Mr STEPHEN JONES (Throsby) (14:43): My question is to the Minister for Climate Change and Energy Efficiency and Minister for Industry and Innovation. Minister, with the carbon price due to start in six days time, what are the future investment prospects for the coal industry, particularly in the Illawarra region, and how does this demonstrate that resource companies' investment decisions are being guided by facts not fear?
Mr COMBET (Charlton—Minister for Industry and Innovation and Minister for Climate Change and Energy Efficiency) (14:44): I thank the member for Throsby for his question, because the coal industry is extremely important to regions that he represents in the Illawarra and also to the region that I represent in the Hunter. There has been a range of forecasts about the future of the coal industry in recent months, all of them overwhelmingly positive, but there is one that has been incredibly negative, and that is from the Leader of the Opposition. We know about his economic forecasting! He has predicted from 1 July, next Sunday, the death of the coal industry. The death of the coal industry—the end of it. In the Illawarra, coalmining has gone; in the Hunter, it has gone. That is what he has predicted. But the closer we get to the introduction of a carbon price from Sunday and the more facts that come out, the more utterly ridiculous, hypocritical and misleading the Leader of the Opposition's comments have been.
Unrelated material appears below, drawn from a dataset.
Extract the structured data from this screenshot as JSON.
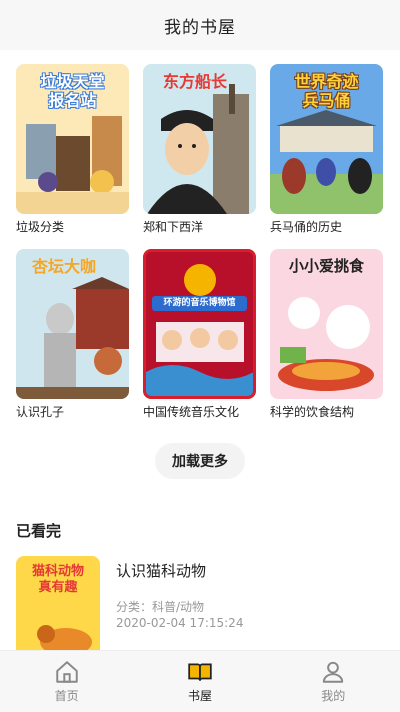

Just take the Illawarra: last Friday, BHP Billiton approved an $833 million investment in Illawarra coal. The carbon price starts in less than a week, the Leader of the Opposition has forecast the death of the industry, and here is BHP Billiton announcing an $833 million investment commitment. In fact, it is the largest capital investment that BHP Billiton has ever made in its Illawarra coal subsidiary. The new mine will support the ongoing employment of 500 workers currently employed at the West Cliff mine and generate 300 new construction jobs. With my background I have some familiarity with the industry. The coal seams in the Illawarra are relatively methane intensive and will attract a carbon price liability. Nonetheless, notwithstanding the forecasts of doom, $833 million has been committed in Illawarra coal, just days before the introduction of the carbon price.
On the one hand, we have got the death of the industry being forecast by the Leader of the Opposition, who will be held to account for this by workers in the coal industry—they will hold him to account for what he has predicted and the insecurity that he has engendered—but on the other hand, we have got BHP Billiton and $833 million on the table. Just as the Leader of the Opposition was misrepresenting the position with Alcoa earlier in question time, so he has misrepresented systematically the circumstances in the coal industry. In fact, there has been an upward revision from $96 billion to $107 billion in the investment pipeline in coal and it has a strong future.
Mr STEPHEN JONES (Throsby) (14:47): I have a supplementary question, Minister, you have spoken about the impact of the carbon price on the $833 million investment by BHP in my region. Will you inform the House of what assistance families in my electorate, and other electorates around mine, will have as part of the carbon price?
Mr COMBET (Charlton—Minister for Industry and Innovation and Minister for Climate Change and Energy Efficiency) (14:47): I thank the member for Throsby for the question because the fact of the matter is that the carbon price will have only a modest impact on the cost of living—that is, 0.7 per cent increase in the CPI—less than one cent in the dollar.
The government is assisting pensioners, it is assisting families eligible for tax benefits, it is assisting many self-funded retirees and it is assisting many veterans and others in receipt of Commonwealth payments. In the Illawarra region, more than 20,000 families have already received extra cash in their bank accounts over the past month. More than 53,000 Illawarra pensioners have received $250, if they are single, or $380 for couples combined—that is 53,000 pensioners who have received an advance payment already. And 4,300 students have received up to $190. That is very important in the Illawarra with the University of Wollongong and the many students there. But over on that side, the Leader of the Opposition has opposed all of those things. He has opposed it all and he continues to go out into the community and claim that these are not permanent increases and that they are not indexed. It is completely misleading. It is a complete untruth. It is totally wrong. Regular payments are going to be increased, they will be indexed in the future, and a lot of the assistance is being delivered by tax cuts. (Time expired)